You can listen on 0.0.0.0, but trying to connect to it doesn't work well on OpenBSD. Acked-by: Eric Wong <firstname.lastname@example.org>
There's no practical difference between a timeout of 30 days and 68 years from an HTTP server standpoint. POSIX limits us to 31 days, actually, but there could be rounding error with floats used in Ruby time calculations and there's no real difference between 30 and 31 days, either... Thanks to Jeremy Evans for pointing out large values will throw EINVAL (on select(2) under OpenBSD with Ruby 1.9.3 and RangeError on older Rubies.
Since unicorn is designed to be deployed behind nginx (or similar), X-Forwarded-* headers are common and Rack applications may blindly trust spoofed X-Forwarded-* headers. UnXF provides a central place for managing that trust by using rpatricia.
The old comment was confusing. We only zero the tick counter when forking because application loading can take a long time. Otherwise, it's always updated. ref: http://mid.gmane.org/20110908191352.GA25251@dcvr.yhbt.net
There is no need to keep extra hashes or Proc objects around in the heap.
Existing license terms (Ruby-specific) and GPLv2 remain in place, but GPLv3 is preferred as it helps with distribution of AGPLv3 code and is explicitly compatible with Apache License (v2.0). Many more reasons are documented by the FSF: https://www.gnu.org/licenses/quick-guide-gplv3.html http://gplv3.fsf.org/rms-why.html ref: http://thread.gmane.org/gmane.comp.lang.ruby.unicorn.general/933
The last-resort timeout mechanism was inaccurate and often delayed in activation since the 2.0.0 release. It is now fixed and remains power-efficient in idle situations, especially with the wakeup reduction in MRI 1.9.3+. There is also a new document on application timeouts intended to discourage the reliance on this last-resort mechanism. It is visible on the web at: http://unicorn.bogomips.org/Application_Timeouts.html

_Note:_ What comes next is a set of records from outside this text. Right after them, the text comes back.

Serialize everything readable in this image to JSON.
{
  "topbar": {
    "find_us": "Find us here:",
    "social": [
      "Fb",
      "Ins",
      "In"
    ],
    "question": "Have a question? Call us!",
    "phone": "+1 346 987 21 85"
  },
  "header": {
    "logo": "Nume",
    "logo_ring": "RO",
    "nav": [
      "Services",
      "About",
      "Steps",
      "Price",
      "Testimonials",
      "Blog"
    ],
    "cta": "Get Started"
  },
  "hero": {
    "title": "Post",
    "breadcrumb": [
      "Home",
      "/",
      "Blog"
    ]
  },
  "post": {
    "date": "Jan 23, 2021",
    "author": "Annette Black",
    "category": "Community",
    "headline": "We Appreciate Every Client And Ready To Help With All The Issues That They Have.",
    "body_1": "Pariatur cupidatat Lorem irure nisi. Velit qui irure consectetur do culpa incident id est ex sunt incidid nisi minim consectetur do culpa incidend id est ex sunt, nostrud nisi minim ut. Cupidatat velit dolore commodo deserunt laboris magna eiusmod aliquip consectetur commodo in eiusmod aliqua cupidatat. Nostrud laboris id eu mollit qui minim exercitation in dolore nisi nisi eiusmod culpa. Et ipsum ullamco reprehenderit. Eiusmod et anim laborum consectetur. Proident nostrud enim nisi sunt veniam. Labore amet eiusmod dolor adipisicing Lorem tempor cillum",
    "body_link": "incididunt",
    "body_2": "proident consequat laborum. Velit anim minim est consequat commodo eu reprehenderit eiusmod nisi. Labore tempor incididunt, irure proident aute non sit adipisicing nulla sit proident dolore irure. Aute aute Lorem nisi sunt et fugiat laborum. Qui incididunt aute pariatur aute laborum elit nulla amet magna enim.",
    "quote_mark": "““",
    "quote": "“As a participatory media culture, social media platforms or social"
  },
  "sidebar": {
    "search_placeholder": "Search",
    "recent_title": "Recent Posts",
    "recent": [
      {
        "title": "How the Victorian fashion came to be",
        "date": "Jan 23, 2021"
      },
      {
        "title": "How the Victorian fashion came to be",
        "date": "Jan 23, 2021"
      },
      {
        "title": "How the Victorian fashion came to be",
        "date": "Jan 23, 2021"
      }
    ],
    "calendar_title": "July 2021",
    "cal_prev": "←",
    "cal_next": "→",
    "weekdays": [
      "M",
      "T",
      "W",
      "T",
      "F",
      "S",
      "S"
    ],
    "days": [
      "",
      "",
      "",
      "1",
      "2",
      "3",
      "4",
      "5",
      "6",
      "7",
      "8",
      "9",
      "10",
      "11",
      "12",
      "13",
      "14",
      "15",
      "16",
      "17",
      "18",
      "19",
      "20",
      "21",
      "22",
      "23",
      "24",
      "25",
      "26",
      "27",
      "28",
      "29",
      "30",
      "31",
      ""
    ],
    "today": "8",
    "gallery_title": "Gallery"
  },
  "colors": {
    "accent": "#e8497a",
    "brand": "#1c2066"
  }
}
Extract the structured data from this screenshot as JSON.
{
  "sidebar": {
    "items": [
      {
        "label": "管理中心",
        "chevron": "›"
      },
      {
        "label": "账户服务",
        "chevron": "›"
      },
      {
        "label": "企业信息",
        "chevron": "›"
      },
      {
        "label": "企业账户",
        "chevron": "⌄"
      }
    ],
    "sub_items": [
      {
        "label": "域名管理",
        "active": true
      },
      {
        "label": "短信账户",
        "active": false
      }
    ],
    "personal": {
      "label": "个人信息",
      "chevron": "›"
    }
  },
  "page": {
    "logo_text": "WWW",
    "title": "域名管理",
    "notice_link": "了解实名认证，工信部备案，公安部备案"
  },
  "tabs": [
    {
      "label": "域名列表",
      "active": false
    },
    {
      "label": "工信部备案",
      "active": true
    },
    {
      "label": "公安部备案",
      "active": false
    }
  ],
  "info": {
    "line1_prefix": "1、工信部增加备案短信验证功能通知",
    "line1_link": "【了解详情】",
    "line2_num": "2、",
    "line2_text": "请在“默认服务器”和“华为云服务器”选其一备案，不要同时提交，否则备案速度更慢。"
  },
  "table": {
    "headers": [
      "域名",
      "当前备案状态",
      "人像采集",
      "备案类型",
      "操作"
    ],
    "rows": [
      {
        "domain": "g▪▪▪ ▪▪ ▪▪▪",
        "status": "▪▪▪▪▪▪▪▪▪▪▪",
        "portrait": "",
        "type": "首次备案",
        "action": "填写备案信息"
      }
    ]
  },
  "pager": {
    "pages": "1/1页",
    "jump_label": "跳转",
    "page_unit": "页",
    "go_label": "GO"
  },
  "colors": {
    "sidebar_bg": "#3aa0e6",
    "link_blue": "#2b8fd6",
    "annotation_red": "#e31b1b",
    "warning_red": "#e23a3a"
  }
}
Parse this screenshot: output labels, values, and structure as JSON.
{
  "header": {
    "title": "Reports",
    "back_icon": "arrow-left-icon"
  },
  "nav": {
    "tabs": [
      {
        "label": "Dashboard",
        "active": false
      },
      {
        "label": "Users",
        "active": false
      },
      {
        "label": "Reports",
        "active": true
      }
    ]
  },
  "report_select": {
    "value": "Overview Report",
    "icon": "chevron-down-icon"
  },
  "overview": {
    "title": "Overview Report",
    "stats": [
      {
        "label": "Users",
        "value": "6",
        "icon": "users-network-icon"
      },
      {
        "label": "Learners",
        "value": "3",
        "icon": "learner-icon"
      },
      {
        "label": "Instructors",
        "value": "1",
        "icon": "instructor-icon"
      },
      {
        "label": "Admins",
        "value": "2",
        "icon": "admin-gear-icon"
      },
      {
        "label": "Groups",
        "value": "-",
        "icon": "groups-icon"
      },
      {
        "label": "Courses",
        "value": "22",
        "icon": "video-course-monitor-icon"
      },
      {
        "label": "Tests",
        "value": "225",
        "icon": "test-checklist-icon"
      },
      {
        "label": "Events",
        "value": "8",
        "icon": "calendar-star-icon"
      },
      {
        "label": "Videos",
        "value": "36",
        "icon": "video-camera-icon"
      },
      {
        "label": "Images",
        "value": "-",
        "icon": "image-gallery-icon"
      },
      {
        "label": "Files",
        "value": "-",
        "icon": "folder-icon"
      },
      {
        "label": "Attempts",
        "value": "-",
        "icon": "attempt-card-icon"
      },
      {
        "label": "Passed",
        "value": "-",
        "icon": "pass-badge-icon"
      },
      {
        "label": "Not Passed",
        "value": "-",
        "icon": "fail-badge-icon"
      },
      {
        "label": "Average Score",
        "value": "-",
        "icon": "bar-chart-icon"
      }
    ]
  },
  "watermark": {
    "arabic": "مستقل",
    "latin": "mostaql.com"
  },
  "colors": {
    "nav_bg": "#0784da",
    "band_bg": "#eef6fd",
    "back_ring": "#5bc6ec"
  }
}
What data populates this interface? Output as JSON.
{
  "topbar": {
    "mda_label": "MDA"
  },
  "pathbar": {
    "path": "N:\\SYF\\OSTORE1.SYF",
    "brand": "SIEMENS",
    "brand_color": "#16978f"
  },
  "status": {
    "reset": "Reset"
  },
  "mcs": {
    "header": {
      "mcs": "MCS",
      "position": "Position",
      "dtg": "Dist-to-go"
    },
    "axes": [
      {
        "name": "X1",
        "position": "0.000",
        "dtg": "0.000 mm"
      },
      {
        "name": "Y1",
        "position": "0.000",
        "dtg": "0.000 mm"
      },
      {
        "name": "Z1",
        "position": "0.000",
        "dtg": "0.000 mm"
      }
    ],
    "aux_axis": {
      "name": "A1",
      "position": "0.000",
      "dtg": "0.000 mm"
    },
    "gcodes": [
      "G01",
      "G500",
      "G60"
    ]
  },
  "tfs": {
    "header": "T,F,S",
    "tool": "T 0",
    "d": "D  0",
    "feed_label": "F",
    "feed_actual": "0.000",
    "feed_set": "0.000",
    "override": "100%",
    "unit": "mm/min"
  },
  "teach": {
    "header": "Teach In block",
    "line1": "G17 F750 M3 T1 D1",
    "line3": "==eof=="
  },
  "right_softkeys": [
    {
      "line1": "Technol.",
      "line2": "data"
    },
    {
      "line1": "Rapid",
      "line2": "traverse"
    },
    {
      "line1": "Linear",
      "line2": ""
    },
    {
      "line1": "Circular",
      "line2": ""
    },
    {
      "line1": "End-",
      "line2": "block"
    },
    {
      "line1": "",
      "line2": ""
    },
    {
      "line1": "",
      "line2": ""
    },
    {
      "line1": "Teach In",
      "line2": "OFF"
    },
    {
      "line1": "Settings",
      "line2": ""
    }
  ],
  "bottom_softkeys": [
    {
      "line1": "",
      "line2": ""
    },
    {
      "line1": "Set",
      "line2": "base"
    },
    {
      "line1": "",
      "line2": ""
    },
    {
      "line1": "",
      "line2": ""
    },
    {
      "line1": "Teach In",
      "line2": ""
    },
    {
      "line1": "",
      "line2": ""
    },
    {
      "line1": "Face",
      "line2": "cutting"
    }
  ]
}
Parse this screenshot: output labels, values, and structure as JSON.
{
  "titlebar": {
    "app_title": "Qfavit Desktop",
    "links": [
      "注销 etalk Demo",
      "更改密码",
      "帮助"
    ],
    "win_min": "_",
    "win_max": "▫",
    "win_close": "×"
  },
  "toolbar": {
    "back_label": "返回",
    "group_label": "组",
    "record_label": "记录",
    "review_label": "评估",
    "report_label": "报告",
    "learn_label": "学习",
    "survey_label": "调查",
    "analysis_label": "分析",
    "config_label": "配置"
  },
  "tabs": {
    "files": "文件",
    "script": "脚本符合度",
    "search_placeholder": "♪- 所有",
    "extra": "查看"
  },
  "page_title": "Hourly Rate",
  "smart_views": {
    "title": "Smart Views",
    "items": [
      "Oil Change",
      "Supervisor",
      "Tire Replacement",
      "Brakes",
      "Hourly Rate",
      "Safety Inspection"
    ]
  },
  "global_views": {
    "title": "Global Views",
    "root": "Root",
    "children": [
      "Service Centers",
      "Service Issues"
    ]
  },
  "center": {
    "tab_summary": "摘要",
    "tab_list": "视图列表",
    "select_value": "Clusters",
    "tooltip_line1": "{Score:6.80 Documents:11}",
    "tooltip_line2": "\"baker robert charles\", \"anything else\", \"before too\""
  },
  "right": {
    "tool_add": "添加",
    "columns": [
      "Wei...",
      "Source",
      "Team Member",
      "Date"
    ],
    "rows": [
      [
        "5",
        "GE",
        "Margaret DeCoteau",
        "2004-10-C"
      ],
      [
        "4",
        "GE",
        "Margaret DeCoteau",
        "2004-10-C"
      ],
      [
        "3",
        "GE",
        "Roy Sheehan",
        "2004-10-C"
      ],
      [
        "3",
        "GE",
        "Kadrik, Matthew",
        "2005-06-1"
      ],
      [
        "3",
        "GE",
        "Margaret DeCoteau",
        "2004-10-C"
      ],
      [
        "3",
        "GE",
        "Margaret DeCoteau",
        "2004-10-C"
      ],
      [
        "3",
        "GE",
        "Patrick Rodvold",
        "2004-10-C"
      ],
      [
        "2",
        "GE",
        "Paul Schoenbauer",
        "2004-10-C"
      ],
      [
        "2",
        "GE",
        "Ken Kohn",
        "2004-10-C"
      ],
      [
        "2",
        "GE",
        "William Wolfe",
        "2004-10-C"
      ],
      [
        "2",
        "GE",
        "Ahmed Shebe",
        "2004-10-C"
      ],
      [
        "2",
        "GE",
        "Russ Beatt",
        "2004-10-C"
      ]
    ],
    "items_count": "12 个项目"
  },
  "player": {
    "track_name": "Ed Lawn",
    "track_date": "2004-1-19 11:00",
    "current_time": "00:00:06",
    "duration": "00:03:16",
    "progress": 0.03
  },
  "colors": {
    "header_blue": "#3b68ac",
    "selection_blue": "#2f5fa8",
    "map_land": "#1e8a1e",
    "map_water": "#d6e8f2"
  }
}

* Rack::Chunked and Rack::ContentLength middlewares are loaded by default for RACK_ENV=(development|deployment) users to match Rack::Server behavior. As before, use RACK_ENV=none if you want fine-grained control of your middleware. This should also help users of Rainbows! and Zbatery. * CTL characters are now rejected from HTTP header values * Exception messages are now filtered for [:cntrl:] characters since application/middleware authors may forget to do so * Workers will now terminate properly if a SIGQUIT/SIGTERM/SIGINT is received while during worker process initialization. * close-on-exec is explicitly disabled to future-proof against Ruby 2.0 changes [ruby-core:38140]
The signal handler from the master is still active and will push the pending signal to SIG_QUEUE if a worker receives a signal immediately after forking.
This is needed to match the behavior of Rack::Server for RACK_ENV=(deployment|development), actually. This won't affect users of other RACK_ENV values. This change has minor performance consequences, so users negatively affected should set RACK_ENV to "none" instead for full control of their middleware stack. This mainly affects Rainbows!/Zbatery users since they have persistent connections and /need/ Content-Length or Transfer-Encoding:chunked headers.
Setting the close-on-exec flag by default and closing non-standard descriptors is proposed for Ruby 1.9.4/2.0.0. Since Unicorn is one of the few apps to rely on FD inheritance across exec(), we need to workaround this by redirecting each listener FD to itself for Kernel#exec. Ruby supports a hash as the final argument to Kernel#exec since at least 1.9.1 (nobody cares for 1.9.0 anymore). This allows users to backport close-on-exec by default patches to older 1.9.x installs without breaking anything. ref: http://redmine.ruby-lang.org/issues/5041
I don't build IPv6 into all my kernels; maybe other testers do not, either.
Thanks to Tatsuya Ono on the unicorn mailing list.
Future versions of Ruby may change this from the default *nix behavior, so we need to explicitly allow FD passing via exec(). ref: http://redmine.ruby-lang.org/issues/5041
RFC 2616 doesn't appear to allow most CTL bytes even though Mongrel always did. Rack::Lint disallows 0..31, too, though we allow "\t" (HT, 09) since it's LWS and allowed by RFC 2616.
This release fixes things for users of per-worker "listen" directives in the after_fork hook. Thanks to email@example.com for reporting the bug. The "timeout" configurator directive is now truncated to 0x7ffffffe seconds to prevent overflow when calling IO.select.
The testcase for this was broken, too, so we didn't notice this :< Reported-by: firstname.lastname@example.org on the Rainbows! mailing list, http://mid.gmane.org/BANLkTi=oQXK5Casq9SuGD3edeUrDPvRm3A@mail.gmail.com
IO.select in Ruby can't wait longer than this. This means Unicorn can't support applications that take longer than 68 years to respond :(